- Canadian Institute for Health Information. National Trauma Registry 2007 injury hospitalizations highlights report. In Focus: pediatric injury hospitalizations in Canada, 2005 - 2006. Ottawa: Canadian Institute for Health Information; 2008 [cited 26 Jun 2012]. Available from: https://secure.cihi.ca/free_products/ntr_highlights_2007_en.pdf.
- Canadian Institute for Health Information. Injury hospitalizations and socio-economic status. 2010. Available from: https://secure.cihi.ca/free_products/Injury_aib_vE4CCF_v3_en.pdf.
- Public Health Agency of Canada. Report on seniors' falls in Canada. Ottawa: Her Majesty the Queen in Right of Canada; 2005 [cited 2012 Jun 26]. Available from: http://publications.gc.ca/collections/Collection/HP25-1-2005E.pdf.
- Faelker T, Pickett W, Brison RJ. Socioeconomic differences in childhood injury: a population based epidemiologic study in Ontario, Canada. Inj Prev. 2000 [cited 2012 Jun 26] (6);203-8. Available from: http://www.yorku.ca/alison3/SES%20and%20childhood%20injury%20Ontario.pdf.
- British Columbia Ministry of Health Planning. Prevention of falls and injuries among the elderly. Victoria: British Columbia Ministry of Health Planning, Office of the Provincial Health Officer; 2005 [cited 2012 Jun 26]. Available from: http://www.health.gov.bc.ca/library/publications/year/2004/falls.pdf.
- Scott V, Wagar L, Elliott S. Falls and related injuries among older Canadians. Ottawa: Her Majesty the Queen in Right of Canada; 2010 [cited 2012 Jun 26]. Available from: http://www.hiphealth.ca/media/research_cemfia_phac_epi_and_inventor_20100610.pdf.
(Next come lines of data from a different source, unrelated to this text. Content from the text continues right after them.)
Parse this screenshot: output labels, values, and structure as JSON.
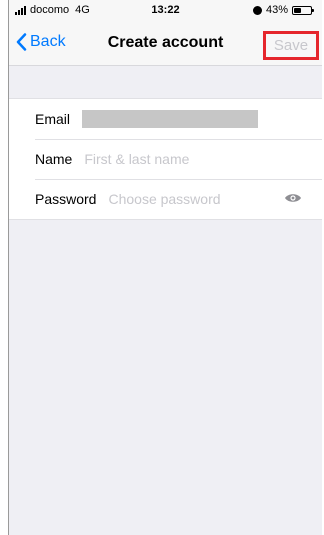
{
  "status_bar": {
    "carrier": "docomo",
    "network": "4G",
    "time": "13:22",
    "battery_percent": "43%",
    "battery_level": 0.43
  },
  "nav": {
    "back_label": "Back",
    "title": "Create account",
    "save_label": "Save"
  },
  "form": {
    "email": {
      "label": "Email",
      "value": ""
    },
    "name": {
      "label": "Name",
      "placeholder": "First & last name"
    },
    "password": {
      "label": "Password",
      "placeholder": "Choose password"
    }
  },
  "colors": {
    "accent": "#007aff",
    "highlight": "#e5262c",
    "placeholder": "#c7c7cc",
    "background": "#efeff4"
  },
  "icons": [
    "back-chevron-icon",
    "signal-icon",
    "alarm-icon",
    "battery-icon",
    "eye-icon"
  ]
}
- Scheffer AC, Schuurmans MJ, Van Dijk N, Van Der Hooft T. Fear of falling: measurement strategy, prevalence, risk factors and consequences. Age and ageing. 2008 [cited 2012 Jun 26];28:19-24. Available from: http://ageing.oxfordjournals.org/content/37/1/19.full.pdf+html.
- Minino AM, Anderson RN. Deaths: Injuries, 2002. Natl Vital Stat Rep. 2006 [cited 2012 Jun 26]; 54(10):1-124. Available from: http://www.cdc.gov/nchs/data/nvsr/nvsr54/nvsr54_10.pdf.
Type of Review (Formal Review or Ad Hoc?)
Changes made by
August 3, 2012
Injury and substance misuse prevention sub-group
- Changed indicator description to include falls throughout the lifespan, in line with the OPHS.
- Updated OPHS information.
- Updated data source to reflect use of IntelliHEALTH Ontario
- Added a filter to exclude transfers from an acute care facility
- Revised basic categories to reflect categories available through IntelliHEALTH Ontario
- Updated indicator comments and cited references.
- Badal Dhar, Public Health Ontario
- Natalie Greenidge, Public Health Ontario
- Injury and Substance Misuse Prevention Subgroup
- Suzanne Fegan, KFL&A Public Health (Subgroup Lead)
- Christina Bradley, Niagara Region Public Health
- Jeremy Herring, Public Health Ontario
- Sean Marshall, Public Health Ontario
- Jayne Morrish, Parachute
- Lee-Ann Nalezyty, Northwestern Health Unit
- Michelle Policarpio, Public Health Ontario
- Narhari Timilshina, Toronto General Hospital
- Celine Butler, Timiskaming Health Unit
- Julie Stratton, Region of Peel Health Department